How changes in neural engagement helps in learning

How changes in neural engagement helps in learning

We've all heard the adage, "If at first you don't succeed, try, try again," but new research from finds that it isn't all about repetition. Rather, internal states like engagement can also have an impact on learning.

The collaborative research, published in Nature Neuroscience, examined how changes in internal states, such as arousal, attention, motivation, and engagement can affect the learning process using brain-computer interface (BCI) technology. Findings suggest that changes in internal states can systematically influence how behavior improves with learning, thus paving the way for more effective methods to teach people skills quickly, and to a higher level of proficiency.

Using a BCI learning paradigm, the researchers observed how neural activity changed, and the degree to which these changes were influenced by shifts in internal states, as subjects performed tasks by moving a cursor on a computer screen using only patterns of neural activity.

As the study unfolded, the team began to notice occasional large, abrupt fluctuations in neural population activity within the motor cortex. At first, they did not understand why this was happening, but over time, they came to realize that the fluctuations happened whenever the subject was surprised with a change in the task. (Changes ranged from brief pauses to perturbations of the BCI mapping.) At these moments, the subjects' pupils dilated, suggesting that the abrupt fluctuation was the neural manifestation of an internal state, engagement.

"We weren't looking for this particular effect in the neural data," says the senior author. "The pupil diameter was tightly correlated with the engagement signal that we saw in the neural activity, and it seems to have a massive effect in the motor cortex."

Ultimately, the research suggests that subjects' level of engagement or attention can make things easier or harder to learn, depending on the context.

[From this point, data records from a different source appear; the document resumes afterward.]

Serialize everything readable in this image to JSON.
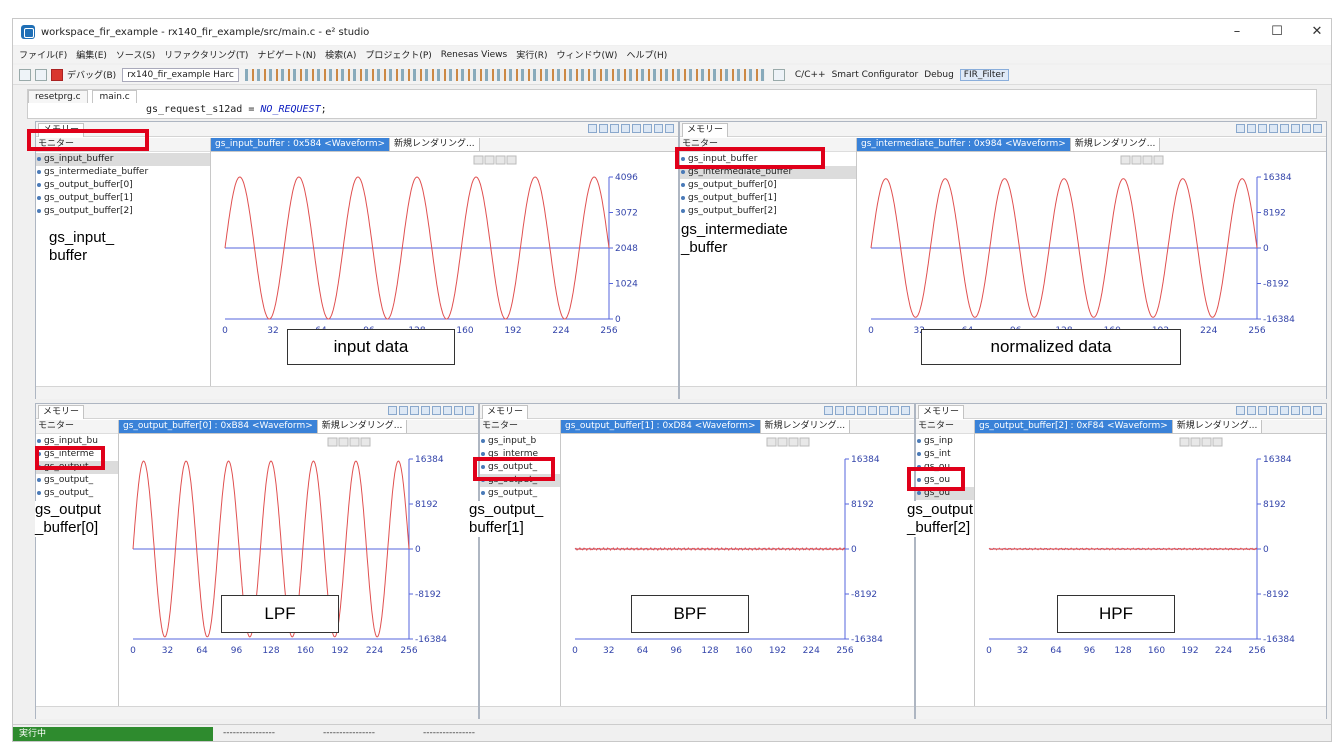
{
  "window": {
    "title": "workspace_fir_example - rx140_fir_example/src/main.c - e² studio",
    "controls": {
      "minimize": "–",
      "maximize": "☐",
      "close": "✕"
    }
  },
  "menu": [
    "ファイル(F)",
    "編集(E)",
    "ソース(S)",
    "リファクタリング(T)",
    "ナビゲート(N)",
    "検索(A)",
    "プロジェクト(P)",
    "Renesas Views",
    "実行(R)",
    "ウィンドウ(W)",
    "ヘルプ(H)"
  ],
  "toolbar": {
    "debug_label": "デバッグ(B)",
    "launch_config": "rx140_fir_example Harc",
    "perspectives": [
      "C/C++",
      "Smart Configurator",
      "Debug",
      "FIR_Filter"
    ]
  },
  "editor": {
    "tabs": [
      "resetprg.c",
      "main.c"
    ],
    "code_var": "gs_request_s12ad",
    "code_op": " = ",
    "code_val": "NO_REQUEST",
    "code_end": ";"
  },
  "panes": [
    {
      "view_tab": "メモリー",
      "monitor_label": "モニター",
      "items": [
        "gs_input_buffer",
        "gs_intermediate_buffer",
        "gs_output_buffer[0]",
        "gs_output_buffer[1]",
        "gs_output_buffer[2]"
      ],
      "selected_index": 0,
      "waveform_tab": "gs_input_buffer : 0x584 <Waveform>",
      "new_tab": "新規レンダリング...",
      "annotation": "gs_input_\nbuffer",
      "caption": "input data"
    },
    {
      "view_tab": "メモリー",
      "monitor_label": "モニター",
      "items": [
        "gs_input_buffer",
        "gs_intermediate_buffer",
        "gs_output_buffer[0]",
        "gs_output_buffer[1]",
        "gs_output_buffer[2]"
      ],
      "selected_index": 1,
      "waveform_tab": "gs_intermediate_buffer : 0x984 <Waveform>",
      "new_tab": "新規レンダリング...",
      "annotation": "gs_intermediate\n_buffer",
      "caption": "normalized data"
    },
    {
      "view_tab": "メモリー",
      "monitor_label": "モニター",
      "items": [
        "gs_input_bu",
        "gs_interme",
        "gs_output",
        "gs_output_",
        "gs_output_"
      ],
      "selected_index": 2,
      "waveform_tab": "gs_output_buffer[0] : 0xB84 <Waveform>",
      "new_tab": "新規レンダリング...",
      "annotation": "gs_output\n_buffer[0]",
      "caption": "LPF"
    },
    {
      "view_tab": "メモリー",
      "monitor_label": "モニター",
      "items": [
        "gs_input_b",
        "gs_interme",
        "gs_output_",
        "gs_output_",
        "gs_output_"
      ],
      "selected_index": 3,
      "waveform_tab": "gs_output_buffer[1] : 0xD84 <Waveform>",
      "new_tab": "新規レンダリング...",
      "annotation": "gs_output_\nbuffer[1]",
      "caption": "BPF"
    },
    {
      "view_tab": "メモリー",
      "monitor_label": "モニター",
      "items": [
        "gs_inp",
        "gs_int",
        "gs_ou",
        "gs_ou",
        "gs_ou"
      ],
      "selected_index": 4,
      "waveform_tab": "gs_output_buffer[2] : 0xF84 <Waveform>",
      "new_tab": "新規レンダリング...",
      "annotation": "gs_output\n_buffer[2]",
      "caption": "HPF"
    }
  ],
  "chart_data": [
    {
      "type": "line",
      "name": "input data",
      "x_ticks": [
        0,
        32,
        64,
        96,
        128,
        160,
        192,
        224,
        256
      ],
      "y_ticks": [
        0,
        1024,
        2048,
        3072,
        4096
      ],
      "ylim": [
        0,
        4096
      ],
      "xlim": [
        0,
        256
      ],
      "center": 2048,
      "amplitude": 2048,
      "cycles": 6.5,
      "colors": {
        "wave": "#e05050",
        "axis": "#5566dd"
      }
    },
    {
      "type": "line",
      "name": "normalized data",
      "x_ticks": [
        0,
        32,
        64,
        96,
        128,
        160,
        192,
        224,
        256
      ],
      "y_ticks": [
        -16384,
        -8192,
        0,
        8192,
        16384
      ],
      "ylim": [
        -16384,
        16384
      ],
      "xlim": [
        0,
        256
      ],
      "center": 0,
      "amplitude": 16000,
      "cycles": 6.5,
      "colors": {
        "wave": "#e05050",
        "axis": "#5566dd"
      }
    },
    {
      "type": "line",
      "name": "LPF",
      "x_ticks": [
        0,
        32,
        64,
        96,
        128,
        160,
        192,
        224,
        256
      ],
      "y_ticks": [
        -16384,
        -8192,
        0,
        8192,
        16384
      ],
      "ylim": [
        -16384,
        16384
      ],
      "xlim": [
        0,
        256
      ],
      "center": 0,
      "amplitude": 16000,
      "cycles": 6.5,
      "colors": {
        "wave": "#e05050",
        "axis": "#5566dd"
      }
    },
    {
      "type": "line",
      "name": "BPF",
      "x_ticks": [
        0,
        32,
        64,
        96,
        128,
        160,
        192,
        224,
        256
      ],
      "y_ticks": [
        -16384,
        -8192,
        0,
        8192,
        16384
      ],
      "ylim": [
        -16384,
        16384
      ],
      "xlim": [
        0,
        256
      ],
      "center": 0,
      "amplitude": 200,
      "cycles": 40,
      "colors": {
        "wave": "#e05050",
        "axis": "#5566dd"
      }
    },
    {
      "type": "line",
      "name": "HPF",
      "x_ticks": [
        0,
        32,
        64,
        96,
        128,
        160,
        192,
        224,
        256
      ],
      "y_ticks": [
        -16384,
        -8192,
        0,
        8192,
        16384
      ],
      "ylim": [
        -16384,
        16384
      ],
      "xlim": [
        0,
        256
      ],
      "center": 0,
      "amplitude": 150,
      "cycles": 45,
      "colors": {
        "wave": "#e05050",
        "axis": "#5566dd"
      }
    }
  ],
  "status": {
    "running": "実行中",
    "seg1": "----------------",
    "seg2": "----------------",
    "seg3": "----------------"
  },
  "colors": {
    "highlight": "#e0001a",
    "accent": "#3a82d8",
    "run": "#2e8b2e"
  }
}
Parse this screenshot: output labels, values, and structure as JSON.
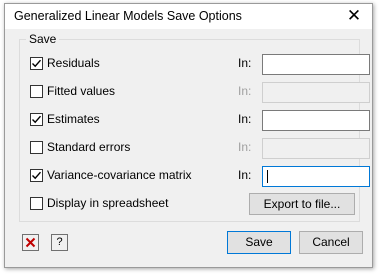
{
  "window": {
    "title": "Generalized Linear Models Save Options"
  },
  "group": {
    "legend": "Save"
  },
  "in_label": "In:",
  "rows": [
    {
      "label": "Residuals",
      "checked": true,
      "field_enabled": true,
      "value": ""
    },
    {
      "label": "Fitted values",
      "checked": false,
      "field_enabled": false,
      "value": ""
    },
    {
      "label": "Estimates",
      "checked": true,
      "field_enabled": true,
      "value": ""
    },
    {
      "label": "Standard errors",
      "checked": false,
      "field_enabled": false,
      "value": ""
    },
    {
      "label": "Variance-covariance matrix",
      "checked": true,
      "field_enabled": true,
      "value": ""
    },
    {
      "label": "Display in spreadsheet",
      "checked": false
    }
  ],
  "buttons": {
    "export": "Export to file...",
    "save": "Save",
    "cancel": "Cancel",
    "clear_icon": "red-x-icon",
    "help_icon": "question-mark-icon"
  },
  "colors": {
    "focus_border": "#0078d7",
    "clear_icon": "#c00000"
  }
}
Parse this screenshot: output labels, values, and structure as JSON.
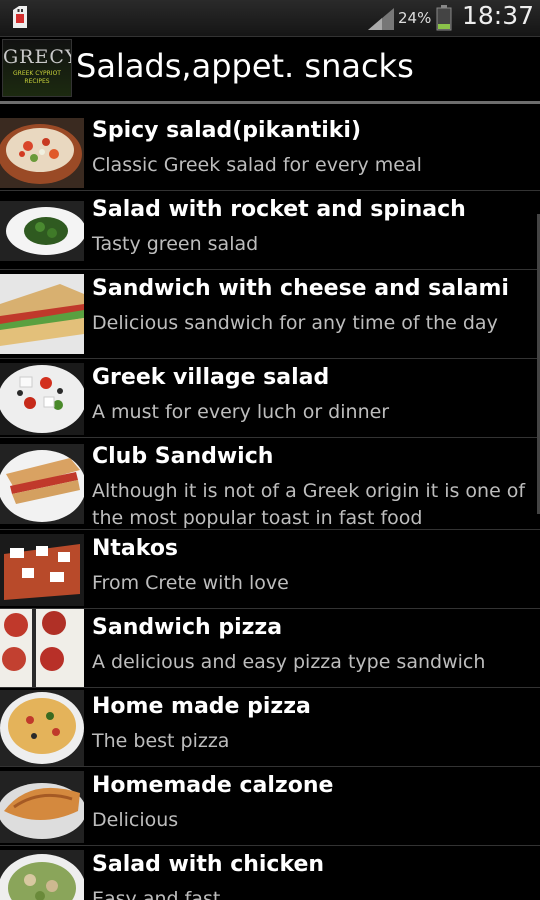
{
  "status_bar": {
    "battery_percent": "24%",
    "time": "18:37",
    "icons": [
      "sim-card-icon",
      "signal-icon",
      "battery-icon"
    ]
  },
  "action_bar": {
    "logo_text": "GRECY",
    "logo_subtext": "GREEK CYPRIOT RECIPES",
    "title": "Salads,appet. snacks"
  },
  "list": {
    "items": [
      {
        "title": "Spicy salad(pikantiki)",
        "subtitle": "Classic Greek salad for every meal"
      },
      {
        "title": "Salad with rocket and spinach",
        "subtitle": "Tasty green salad"
      },
      {
        "title": "Sandwich with cheese and salami",
        "subtitle": "Delicious sandwich for any time of the day"
      },
      {
        "title": "Greek village salad",
        "subtitle": "A must for every luch or dinner"
      },
      {
        "title": "Club Sandwich",
        "subtitle": "Although it is not of a Greek origin it is one of the most popular toast in fast food"
      },
      {
        "title": "Ntakos",
        "subtitle": "From Crete with love"
      },
      {
        "title": "Sandwich pizza",
        "subtitle": "A delicious and easy pizza type sandwich"
      },
      {
        "title": "Home made pizza",
        "subtitle": "The best pizza"
      },
      {
        "title": "Homemade calzone",
        "subtitle": "Delicious"
      },
      {
        "title": "Salad with chicken",
        "subtitle": "Easy and fast"
      }
    ]
  },
  "colors": {
    "background": "#000000",
    "title_text": "#ffffff",
    "subtitle_text": "#bdbdbd",
    "divider": "#333333",
    "battery_green": "#8bc34a",
    "sim_red": "#d32f2f"
  }
}
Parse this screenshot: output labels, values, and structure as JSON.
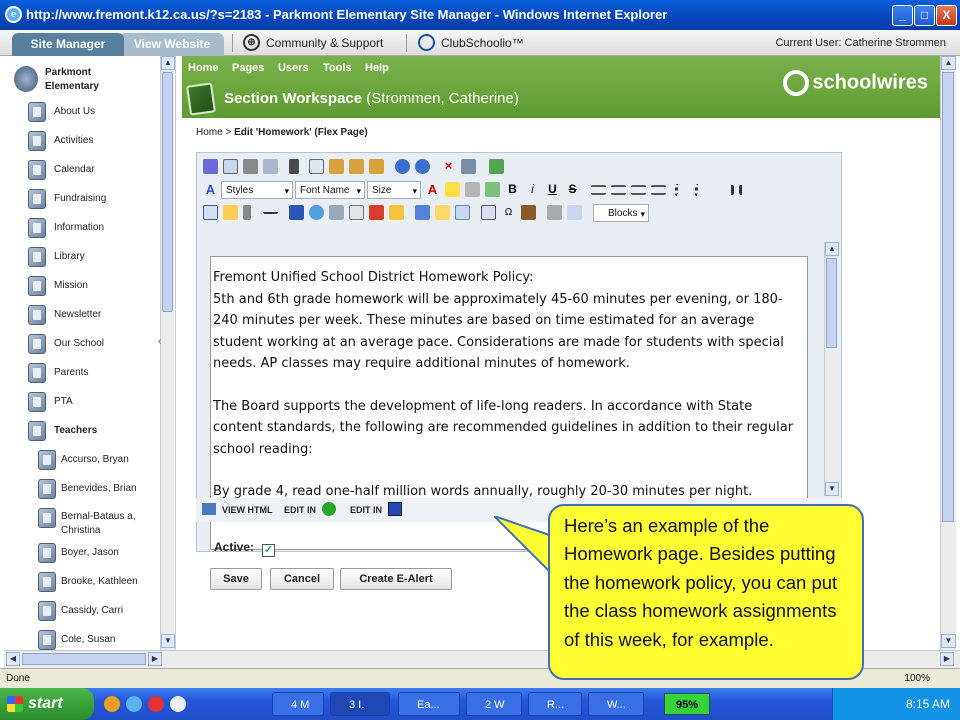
{
  "window": {
    "title": "http://www.fremont.k12.ca.us/?s=2183 - Parkmont Elementary Site Manager - Windows Internet Explorer",
    "min": "_",
    "max": "□",
    "close": "X"
  },
  "topnav": {
    "tab_active": "Site Manager",
    "tab_inactive": "View Website",
    "community": "Community & Support",
    "clubschoolio": "ClubSchoolio™",
    "current_user": "Current User: Catherine Strommen"
  },
  "sidebar": {
    "root": "Parkmont Elementary",
    "items": [
      "About Us",
      "Activities",
      "Calendar",
      "Fundraising",
      "Information",
      "Library",
      "Mission",
      "Newsletter",
      "Our School",
      "Parents",
      "PTA"
    ],
    "teachers_label": "Teachers",
    "teachers": [
      "Accurso, Bryan",
      "Benevides, Brian",
      "Bernal-Bataus a, Christina",
      "Boyer, Jason",
      "Brooke, Kathleen",
      "Cassidy, Carri",
      "Cole, Susan"
    ]
  },
  "menu": [
    "Home",
    "Pages",
    "Users",
    "Tools",
    "Help"
  ],
  "section": {
    "title": "Section Workspace",
    "owner": "(Strommen, Catherine)",
    "brand": "schoolwires"
  },
  "breadcrumb": {
    "home": "Home",
    "sep": " > ",
    "current": "Edit 'Homework' (Flex Page)"
  },
  "toolbar": {
    "styles": "Styles",
    "font_name": "Font Name",
    "size": "Size",
    "blocks": "Blocks",
    "bold": "B",
    "italic": "i",
    "underline": "U",
    "strike": "S"
  },
  "editor": {
    "heading": "Fremont Unified School District Homework Policy:",
    "para1": "5th and 6th grade homework will be approximately 45-60 minutes per evening, or 180-240 minutes per week. These minutes are based on time estimated for an average student working at an average pace.  Considerations are made for students with special needs. AP classes may require additional minutes of homework.",
    "para2": "The Board supports the development of life-long readers. In accordance with State content standards, the following are recommended guidelines in addition to their regular school reading:",
    "para3": "By grade 4, read one-half million words annually, roughly 20-30 minutes per night."
  },
  "editor_tabs": {
    "view_html": "VIEW HTML",
    "edit_in_1": "EDIT IN",
    "edit_in_2": "EDIT IN"
  },
  "form": {
    "active_label": "Active:",
    "active_checked": true,
    "save": "Save",
    "cancel": "Cancel",
    "create_alert": "Create E-Alert"
  },
  "callout": {
    "text": "Here’s an example of the Homework page. Besides putting the homework policy, you can put the class homework assignments of this week, for example."
  },
  "status": {
    "left": "Done",
    "zoom": "100%"
  },
  "taskbar": {
    "start": "start",
    "tasks": [
      "4 M",
      "3 I.",
      "Ea...",
      "2 W",
      "R...",
      "W..."
    ],
    "battery": "95%",
    "clock": "8:15 AM"
  },
  "colors": {
    "green": "#6aa63b",
    "titlebar": "#0a4fc9",
    "callout_fill": "#ffff33",
    "callout_border": "#3f6fb8"
  }
}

"You might have imagined that the brain would be set up with a clear segregation of functions, like motor areas to motor control, and emotional areas to emotional control, and sensory areas to sensory representation," says another author. "What we're finding is a serendipitous kind of intrusion of an internal state into a motor area. It could be that we can harness that signal to improve learning."